*Please follow the instructions on the back of the pouch carefully.
7. Make White Rice Tastier with Toppings
Here are two tasty rice toppings that’ll keep you from getting bored of white rice.
The first is furikake. This is a powdered seasoning that Japanese people sprinkle on top of rice. It is sometimes mixed with rice to make onigiri (rice balls).
Flavors include seaweed, egg, salmon, sukiyaki, wasabi, mentaiko (spicy cod roe), and many more.
Large bags are available at stores for around 100 yen. Variety packs with multiple flavor packets are also available, with 20 packets costing 200 to 300 yen.
Another topping is a Japanese porridge mix called ochazuke.
The pouch includes a powdered soup and ingredients such as green onions, seaweed, and dried meat. To eat, serve rice in a bowl, sprinkle the ochazuke mix on top, and add hot water. Once the powdered soup has dissolved, this piping-hot dish is ready to eat.
The larger bag pictured above comes with a trio of famous flavors from the Tohoku region—scallop, beef tongue, and uni (sea urchin). It is priced at 756 yen for six pouches. The smaller bag is a yuzu-flavored (citron) ochazuke mix that comes with three pouches for 250 yen.

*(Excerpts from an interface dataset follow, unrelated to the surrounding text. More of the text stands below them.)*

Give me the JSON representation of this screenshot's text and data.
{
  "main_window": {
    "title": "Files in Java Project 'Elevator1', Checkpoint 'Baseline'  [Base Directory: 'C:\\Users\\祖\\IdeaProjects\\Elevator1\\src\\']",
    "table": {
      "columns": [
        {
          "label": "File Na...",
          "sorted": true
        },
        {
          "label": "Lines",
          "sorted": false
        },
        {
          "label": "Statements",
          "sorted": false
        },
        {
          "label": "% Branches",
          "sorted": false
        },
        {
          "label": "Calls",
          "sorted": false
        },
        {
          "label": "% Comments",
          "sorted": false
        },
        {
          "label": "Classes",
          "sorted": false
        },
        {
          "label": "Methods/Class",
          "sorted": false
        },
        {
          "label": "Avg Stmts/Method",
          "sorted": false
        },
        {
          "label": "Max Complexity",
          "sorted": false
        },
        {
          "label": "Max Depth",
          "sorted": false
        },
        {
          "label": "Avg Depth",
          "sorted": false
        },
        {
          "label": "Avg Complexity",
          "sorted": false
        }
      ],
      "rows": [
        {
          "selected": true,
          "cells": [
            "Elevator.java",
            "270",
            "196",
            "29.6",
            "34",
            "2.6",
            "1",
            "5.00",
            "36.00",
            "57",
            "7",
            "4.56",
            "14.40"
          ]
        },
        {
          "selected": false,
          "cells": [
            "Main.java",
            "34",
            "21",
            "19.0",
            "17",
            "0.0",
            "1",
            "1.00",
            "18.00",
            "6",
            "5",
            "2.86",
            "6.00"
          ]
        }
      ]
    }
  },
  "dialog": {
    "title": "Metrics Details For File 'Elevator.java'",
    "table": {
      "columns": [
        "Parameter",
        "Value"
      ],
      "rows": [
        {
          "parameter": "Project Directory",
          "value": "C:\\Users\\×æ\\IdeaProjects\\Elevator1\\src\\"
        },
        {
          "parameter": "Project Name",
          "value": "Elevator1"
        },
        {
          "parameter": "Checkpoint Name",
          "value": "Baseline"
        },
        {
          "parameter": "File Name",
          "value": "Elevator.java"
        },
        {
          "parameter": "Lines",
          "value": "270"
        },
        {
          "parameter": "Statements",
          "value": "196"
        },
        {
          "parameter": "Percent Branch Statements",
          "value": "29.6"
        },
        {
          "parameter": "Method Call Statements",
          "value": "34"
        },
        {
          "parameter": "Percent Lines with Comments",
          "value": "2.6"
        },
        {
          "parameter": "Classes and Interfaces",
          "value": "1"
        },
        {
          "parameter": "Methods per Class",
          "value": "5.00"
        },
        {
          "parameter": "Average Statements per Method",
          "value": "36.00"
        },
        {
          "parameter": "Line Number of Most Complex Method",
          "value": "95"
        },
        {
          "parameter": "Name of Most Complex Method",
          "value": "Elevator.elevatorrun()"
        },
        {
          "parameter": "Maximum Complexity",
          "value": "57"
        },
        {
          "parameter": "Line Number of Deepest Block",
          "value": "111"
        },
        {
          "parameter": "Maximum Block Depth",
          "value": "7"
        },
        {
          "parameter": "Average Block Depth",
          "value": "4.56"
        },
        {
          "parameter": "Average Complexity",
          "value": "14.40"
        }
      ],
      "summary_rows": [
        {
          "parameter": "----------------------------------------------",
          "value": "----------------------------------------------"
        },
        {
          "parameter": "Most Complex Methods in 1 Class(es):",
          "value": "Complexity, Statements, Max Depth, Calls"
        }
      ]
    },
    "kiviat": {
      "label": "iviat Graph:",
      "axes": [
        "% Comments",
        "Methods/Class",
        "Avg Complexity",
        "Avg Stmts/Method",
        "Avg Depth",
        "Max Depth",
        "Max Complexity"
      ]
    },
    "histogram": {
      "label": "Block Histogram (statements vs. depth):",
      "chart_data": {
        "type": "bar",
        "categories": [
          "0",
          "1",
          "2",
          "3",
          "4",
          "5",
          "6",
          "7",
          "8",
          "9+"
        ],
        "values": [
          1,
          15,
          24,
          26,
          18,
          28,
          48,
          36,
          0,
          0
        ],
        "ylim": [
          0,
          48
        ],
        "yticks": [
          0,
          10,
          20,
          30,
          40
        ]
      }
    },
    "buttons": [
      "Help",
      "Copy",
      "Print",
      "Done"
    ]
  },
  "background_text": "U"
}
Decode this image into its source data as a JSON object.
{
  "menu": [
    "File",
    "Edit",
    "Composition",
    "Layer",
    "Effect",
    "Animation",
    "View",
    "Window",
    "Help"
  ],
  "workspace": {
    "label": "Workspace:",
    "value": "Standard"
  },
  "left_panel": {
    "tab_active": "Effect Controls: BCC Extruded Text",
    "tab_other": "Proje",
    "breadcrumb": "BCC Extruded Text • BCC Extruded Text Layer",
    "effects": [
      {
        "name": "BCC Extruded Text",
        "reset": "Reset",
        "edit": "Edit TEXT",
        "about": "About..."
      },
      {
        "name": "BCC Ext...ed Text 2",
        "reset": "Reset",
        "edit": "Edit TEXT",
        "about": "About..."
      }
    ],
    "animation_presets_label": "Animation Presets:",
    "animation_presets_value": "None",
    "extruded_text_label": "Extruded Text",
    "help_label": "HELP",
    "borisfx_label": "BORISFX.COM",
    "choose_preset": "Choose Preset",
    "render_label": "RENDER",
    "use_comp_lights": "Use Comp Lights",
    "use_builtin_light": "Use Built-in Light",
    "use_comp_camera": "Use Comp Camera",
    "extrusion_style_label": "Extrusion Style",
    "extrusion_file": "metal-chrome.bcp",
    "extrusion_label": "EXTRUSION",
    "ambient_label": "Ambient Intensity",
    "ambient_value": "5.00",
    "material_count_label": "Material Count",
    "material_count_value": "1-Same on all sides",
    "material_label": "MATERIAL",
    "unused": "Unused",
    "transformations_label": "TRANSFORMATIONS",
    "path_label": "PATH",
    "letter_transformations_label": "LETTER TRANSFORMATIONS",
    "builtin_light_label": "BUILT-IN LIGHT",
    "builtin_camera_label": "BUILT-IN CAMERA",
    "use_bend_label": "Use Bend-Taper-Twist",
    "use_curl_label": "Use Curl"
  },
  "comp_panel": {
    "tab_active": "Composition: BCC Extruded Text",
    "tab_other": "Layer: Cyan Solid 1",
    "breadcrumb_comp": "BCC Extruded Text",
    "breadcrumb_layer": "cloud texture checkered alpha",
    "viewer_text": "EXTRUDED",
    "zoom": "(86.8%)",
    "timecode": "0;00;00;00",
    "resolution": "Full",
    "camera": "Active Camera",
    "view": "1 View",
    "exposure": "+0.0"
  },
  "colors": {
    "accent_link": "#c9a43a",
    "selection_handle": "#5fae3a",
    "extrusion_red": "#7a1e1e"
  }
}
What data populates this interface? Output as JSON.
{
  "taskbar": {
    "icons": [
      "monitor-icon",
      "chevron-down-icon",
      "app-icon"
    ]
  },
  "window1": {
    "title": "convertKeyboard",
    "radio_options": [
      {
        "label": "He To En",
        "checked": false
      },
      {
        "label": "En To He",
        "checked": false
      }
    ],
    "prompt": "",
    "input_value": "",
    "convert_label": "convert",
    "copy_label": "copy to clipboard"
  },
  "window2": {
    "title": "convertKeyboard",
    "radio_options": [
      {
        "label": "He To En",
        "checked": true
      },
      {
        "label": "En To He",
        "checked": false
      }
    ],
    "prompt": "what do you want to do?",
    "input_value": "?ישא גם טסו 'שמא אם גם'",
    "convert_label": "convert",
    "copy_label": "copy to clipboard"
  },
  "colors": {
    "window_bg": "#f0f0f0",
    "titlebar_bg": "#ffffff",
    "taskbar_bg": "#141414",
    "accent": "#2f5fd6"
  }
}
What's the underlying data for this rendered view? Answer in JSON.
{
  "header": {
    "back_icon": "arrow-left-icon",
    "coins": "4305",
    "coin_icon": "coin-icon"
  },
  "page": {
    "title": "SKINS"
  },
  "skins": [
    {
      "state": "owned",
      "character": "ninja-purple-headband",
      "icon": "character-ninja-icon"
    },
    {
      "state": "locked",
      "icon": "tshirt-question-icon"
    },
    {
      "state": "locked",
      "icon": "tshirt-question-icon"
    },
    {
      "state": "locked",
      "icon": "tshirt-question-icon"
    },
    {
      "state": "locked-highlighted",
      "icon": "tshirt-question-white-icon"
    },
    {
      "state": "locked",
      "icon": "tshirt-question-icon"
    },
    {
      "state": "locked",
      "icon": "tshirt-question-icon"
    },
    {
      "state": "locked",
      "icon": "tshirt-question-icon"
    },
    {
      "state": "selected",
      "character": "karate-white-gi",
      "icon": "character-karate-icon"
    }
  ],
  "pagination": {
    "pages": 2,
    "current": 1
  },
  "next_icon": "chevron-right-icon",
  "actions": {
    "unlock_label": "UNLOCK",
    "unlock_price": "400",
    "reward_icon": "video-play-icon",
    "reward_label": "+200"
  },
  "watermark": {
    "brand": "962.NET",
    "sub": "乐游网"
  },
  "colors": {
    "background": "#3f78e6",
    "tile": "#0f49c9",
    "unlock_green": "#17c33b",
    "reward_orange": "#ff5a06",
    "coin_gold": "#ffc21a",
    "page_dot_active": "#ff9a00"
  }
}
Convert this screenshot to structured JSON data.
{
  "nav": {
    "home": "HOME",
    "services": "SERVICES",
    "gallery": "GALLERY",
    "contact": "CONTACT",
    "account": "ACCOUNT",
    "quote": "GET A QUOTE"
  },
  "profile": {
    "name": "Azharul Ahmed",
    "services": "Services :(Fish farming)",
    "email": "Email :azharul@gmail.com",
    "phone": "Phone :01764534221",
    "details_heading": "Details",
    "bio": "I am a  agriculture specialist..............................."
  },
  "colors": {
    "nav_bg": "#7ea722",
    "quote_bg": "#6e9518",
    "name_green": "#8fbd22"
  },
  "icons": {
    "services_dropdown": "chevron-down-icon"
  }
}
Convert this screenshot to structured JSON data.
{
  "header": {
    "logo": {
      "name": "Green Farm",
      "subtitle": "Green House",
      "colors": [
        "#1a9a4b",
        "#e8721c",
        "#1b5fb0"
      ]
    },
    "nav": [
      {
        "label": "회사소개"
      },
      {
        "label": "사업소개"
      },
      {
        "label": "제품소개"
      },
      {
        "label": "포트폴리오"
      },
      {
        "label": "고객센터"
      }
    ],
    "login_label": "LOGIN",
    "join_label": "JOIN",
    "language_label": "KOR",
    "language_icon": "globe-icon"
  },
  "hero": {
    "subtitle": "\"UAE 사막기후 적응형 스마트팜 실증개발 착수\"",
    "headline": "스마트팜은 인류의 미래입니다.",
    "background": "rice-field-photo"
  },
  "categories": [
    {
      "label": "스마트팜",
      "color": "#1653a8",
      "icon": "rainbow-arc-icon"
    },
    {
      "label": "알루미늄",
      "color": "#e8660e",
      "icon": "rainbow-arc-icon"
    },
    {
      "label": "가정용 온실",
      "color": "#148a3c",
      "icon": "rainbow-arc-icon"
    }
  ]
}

Bonus Content: Japanese Rice
Rice is key to eating delicious Japanese food.
Each variety of rice has a distinct taste and texture. Moreover, there are various rice brands on the market.
It’s not easy to bring home a huge, heavy bag of rice. But there are packaged products in Japan with two cups of rice (300 grams) per bag (prices start at 300 yen depending on the variety and manufacturer).
Popular brands include Koshihikari, Hitomebore, Yumepirika (Hokkaido), Tsuyahime (Yamagata), and Akita Komachi (Akita). It might be hard finding these smaller packs, so try looking for them at supermarkets or the discount retailer Don Quixote.
Don’t have a rice cooker at home or find it troublesome to cook rice? Then ready-to-eat rice is right for you!
Buy and bring home microwavable instant rice of your preferred rice variety. There are even ready-made rice products like chicken kamameshi ("kettle rice") and minced-meat dry curry.
These products start at 100 yen and vary according to flavor and manufacturer.
Enjoy a Japanese Meal at Home
These food products make great souvenirs for you and your loved ones. Find yourself gravitating towards the same old sweets or snacks on your travels? Then snag a couple of Japanese side dishes, ramen, or ready-to-eat rice to recreate an authentic Japanese meal at home!
Aside from being an edible memory from your trip, the recipient of your souvenir is sure to discover a love of Japan and Japanese food.